→ **Record excerpts**:
◇ ◇ ◇

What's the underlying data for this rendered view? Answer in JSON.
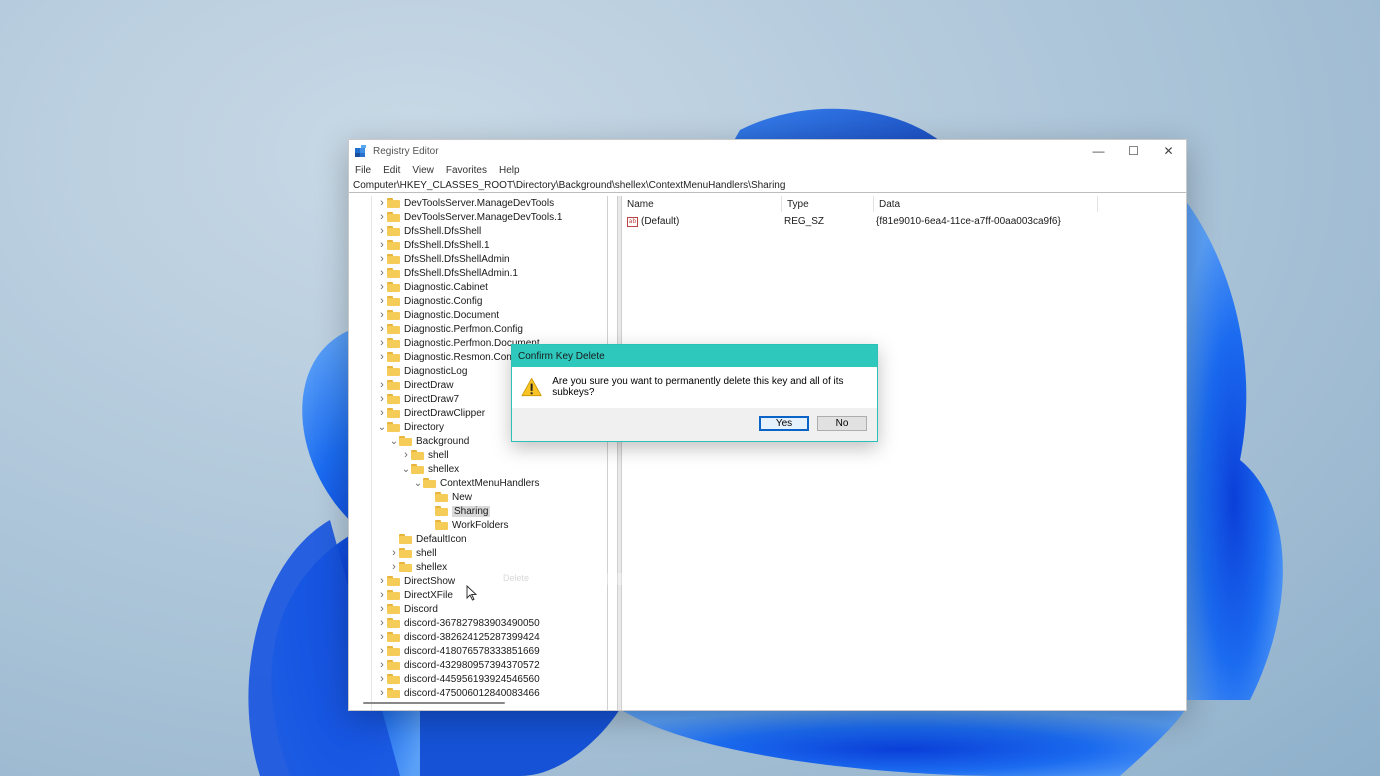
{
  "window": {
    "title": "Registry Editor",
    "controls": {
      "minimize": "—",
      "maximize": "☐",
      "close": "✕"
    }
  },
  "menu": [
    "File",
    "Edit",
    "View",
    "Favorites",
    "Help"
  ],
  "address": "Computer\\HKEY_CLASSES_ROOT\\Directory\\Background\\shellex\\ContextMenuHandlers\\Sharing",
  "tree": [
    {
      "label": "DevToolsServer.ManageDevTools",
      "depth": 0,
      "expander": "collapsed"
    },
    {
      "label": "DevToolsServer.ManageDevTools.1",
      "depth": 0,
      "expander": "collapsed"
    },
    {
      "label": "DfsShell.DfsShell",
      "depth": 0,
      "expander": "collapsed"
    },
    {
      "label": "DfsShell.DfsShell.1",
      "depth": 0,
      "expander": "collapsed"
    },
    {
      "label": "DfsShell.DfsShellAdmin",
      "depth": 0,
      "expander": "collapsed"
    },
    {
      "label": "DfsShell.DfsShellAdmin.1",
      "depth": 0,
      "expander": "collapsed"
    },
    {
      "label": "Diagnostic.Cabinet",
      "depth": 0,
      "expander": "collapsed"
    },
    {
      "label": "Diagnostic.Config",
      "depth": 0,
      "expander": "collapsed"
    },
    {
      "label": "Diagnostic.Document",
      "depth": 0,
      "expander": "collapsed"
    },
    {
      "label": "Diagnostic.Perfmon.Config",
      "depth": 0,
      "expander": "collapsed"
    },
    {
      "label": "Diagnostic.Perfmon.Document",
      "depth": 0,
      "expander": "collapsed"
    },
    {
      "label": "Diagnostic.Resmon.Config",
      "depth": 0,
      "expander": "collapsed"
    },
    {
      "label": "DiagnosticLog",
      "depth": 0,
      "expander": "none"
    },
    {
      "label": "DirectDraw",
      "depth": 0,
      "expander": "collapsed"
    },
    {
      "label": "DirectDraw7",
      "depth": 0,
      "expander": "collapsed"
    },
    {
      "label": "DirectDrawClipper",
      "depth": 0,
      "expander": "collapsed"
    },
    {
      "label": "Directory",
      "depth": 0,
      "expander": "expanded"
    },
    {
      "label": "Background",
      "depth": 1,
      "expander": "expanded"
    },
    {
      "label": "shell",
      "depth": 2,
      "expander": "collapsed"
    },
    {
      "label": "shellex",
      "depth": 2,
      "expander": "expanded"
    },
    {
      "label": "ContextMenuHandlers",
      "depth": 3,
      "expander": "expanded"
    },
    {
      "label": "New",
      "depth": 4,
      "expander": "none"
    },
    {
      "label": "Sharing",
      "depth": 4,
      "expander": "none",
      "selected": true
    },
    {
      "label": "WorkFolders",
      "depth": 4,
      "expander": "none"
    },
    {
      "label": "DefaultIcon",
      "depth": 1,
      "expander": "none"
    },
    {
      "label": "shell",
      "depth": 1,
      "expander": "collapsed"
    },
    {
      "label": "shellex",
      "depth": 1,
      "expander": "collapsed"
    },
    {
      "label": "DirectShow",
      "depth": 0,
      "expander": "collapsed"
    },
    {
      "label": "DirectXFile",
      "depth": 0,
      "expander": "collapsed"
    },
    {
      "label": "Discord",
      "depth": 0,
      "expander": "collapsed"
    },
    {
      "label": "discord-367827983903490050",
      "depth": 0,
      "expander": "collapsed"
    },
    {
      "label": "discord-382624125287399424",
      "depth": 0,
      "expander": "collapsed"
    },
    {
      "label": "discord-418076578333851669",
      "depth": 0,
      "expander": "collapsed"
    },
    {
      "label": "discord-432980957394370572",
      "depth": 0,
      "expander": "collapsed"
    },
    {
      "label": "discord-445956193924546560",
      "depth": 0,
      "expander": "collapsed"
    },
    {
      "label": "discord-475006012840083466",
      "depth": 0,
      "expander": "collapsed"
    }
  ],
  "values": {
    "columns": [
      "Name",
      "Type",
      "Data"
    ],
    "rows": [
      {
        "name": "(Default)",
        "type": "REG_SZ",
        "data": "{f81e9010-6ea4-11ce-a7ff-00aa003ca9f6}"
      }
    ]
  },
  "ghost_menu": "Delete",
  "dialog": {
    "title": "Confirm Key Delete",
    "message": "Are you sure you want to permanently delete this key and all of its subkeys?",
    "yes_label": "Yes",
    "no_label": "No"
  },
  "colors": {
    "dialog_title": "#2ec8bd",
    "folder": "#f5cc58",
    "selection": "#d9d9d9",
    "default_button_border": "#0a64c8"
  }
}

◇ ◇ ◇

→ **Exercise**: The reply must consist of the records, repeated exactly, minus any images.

→ **Exercise answer**:
What's the underlying data for this rendered view? Answer in JSON.
{
  "window": {
    "title": "Registry Editor",
    "controls": {
      "minimize": "—",
      "maximize": "☐",
      "close": "✕"
    }
  },
  "menu": [
    "File",
    "Edit",
    "View",
    "Favorites",
    "Help"
  ],
  "address": "Computer\\HKEY_CLASSES_ROOT\\Directory\\Background\\shellex\\ContextMenuHandlers\\Sharing",
  "tree": [
    {
      "label": "DevToolsServer.ManageDevTools",
      "depth": 0,
      "expander": "collapsed"
    },
    {
      "label": "DevToolsServer.ManageDevTools.1",
      "depth": 0,
      "expander": "collapsed"
    },
    {
      "label": "DfsShell.DfsShell",
      "depth": 0,
      "expander": "collapsed"
    },
    {
      "label": "DfsShell.DfsShell.1",
      "depth": 0,
      "expander": "collapsed"
    },
    {
      "label": "DfsShell.DfsShellAdmin",
      "depth": 0,
      "expander": "collapsed"
    },
    {
      "label": "DfsShell.DfsShellAdmin.1",
      "depth": 0,
      "expander": "collapsed"
    },
    {
      "label": "Diagnostic.Cabinet",
      "depth": 0,
      "expander": "collapsed"
    },
    {
      "label": "Diagnostic.Config",
      "depth": 0,
      "expander": "collapsed"
    },
    {
      "label": "Diagnostic.Document",
      "depth": 0,
      "expander": "collapsed"
    },
    {
      "label": "Diagnostic.Perfmon.Config",
      "depth": 0,
      "expander": "collapsed"
    },
    {
      "label": "Diagnostic.Perfmon.Document",
      "depth": 0,
      "expander": "collapsed"
    },
    {
      "label": "Diagnostic.Resmon.Config",
      "depth": 0,
      "expander": "collapsed"
    },
    {
      "label": "DiagnosticLog",
      "depth": 0,
      "expander": "none"
    },
    {
      "label": "DirectDraw",
      "depth": 0,
      "expander": "collapsed"
    },
    {
      "label": "DirectDraw7",
      "depth": 0,
      "expander": "collapsed"
    },
    {
      "label": "DirectDrawClipper",
      "depth": 0,
      "expander": "collapsed"
    },
    {
      "label": "Directory",
      "depth": 0,
      "expander": "expanded"
    },
    {
      "label": "Background",
      "depth": 1,
      "expander": "expanded"
    },
    {
      "label": "shell",
      "depth": 2,
      "expander": "collapsed"
    },
    {
      "label": "shellex",
      "depth": 2,
      "expander": "expanded"
    },
    {
      "label": "ContextMenuHandlers",
      "depth": 3,
      "expander": "expanded"
    },
    {
      "label": "New",
      "depth": 4,
      "expander": "none"
    },
    {
      "label": "Sharing",
      "depth": 4,
      "expander": "none",
      "selected": true
    },
    {
      "label": "WorkFolders",
      "depth": 4,
      "expander": "none"
    },
    {
      "label": "DefaultIcon",
      "depth": 1,
      "expander": "none"
    },
    {
      "label": "shell",
      "depth": 1,
      "expander": "collapsed"
    },
    {
      "label": "shellex",
      "depth": 1,
      "expander": "collapsed"
    },
    {
      "label": "DirectShow",
      "depth": 0,
      "expander": "collapsed"
    },
    {
      "label": "DirectXFile",
      "depth": 0,
      "expander": "collapsed"
    },
    {
      "label": "Discord",
      "depth": 0,
      "expander": "collapsed"
    },
    {
      "label": "discord-367827983903490050",
      "depth": 0,
      "expander": "collapsed"
    },
    {
      "label": "discord-382624125287399424",
      "depth": 0,
      "expander": "collapsed"
    },
    {
      "label": "discord-418076578333851669",
      "depth": 0,
      "expander": "collapsed"
    },
    {
      "label": "discord-432980957394370572",
      "depth": 0,
      "expander": "collapsed"
    },
    {
      "label": "discord-445956193924546560",
      "depth": 0,
      "expander": "collapsed"
    },
    {
      "label": "discord-475006012840083466",
      "depth": 0,
      "expander": "collapsed"
    }
  ],
  "values": {
    "columns": [
      "Name",
      "Type",
      "Data"
    ],
    "rows": [
      {
        "name": "(Default)",
        "type": "REG_SZ",
        "data": "{f81e9010-6ea4-11ce-a7ff-00aa003ca9f6}"
      }
    ]
  },
  "ghost_menu": "Delete",
  "dialog": {
    "title": "Confirm Key Delete",
    "message": "Are you sure you want to permanently delete this key and all of its subkeys?",
    "yes_label": "Yes",
    "no_label": "No"
  },
  "colors": {
    "dialog_title": "#2ec8bd",
    "folder": "#f5cc58",
    "selection": "#d9d9d9",
    "default_button_border": "#0a64c8"
  }
}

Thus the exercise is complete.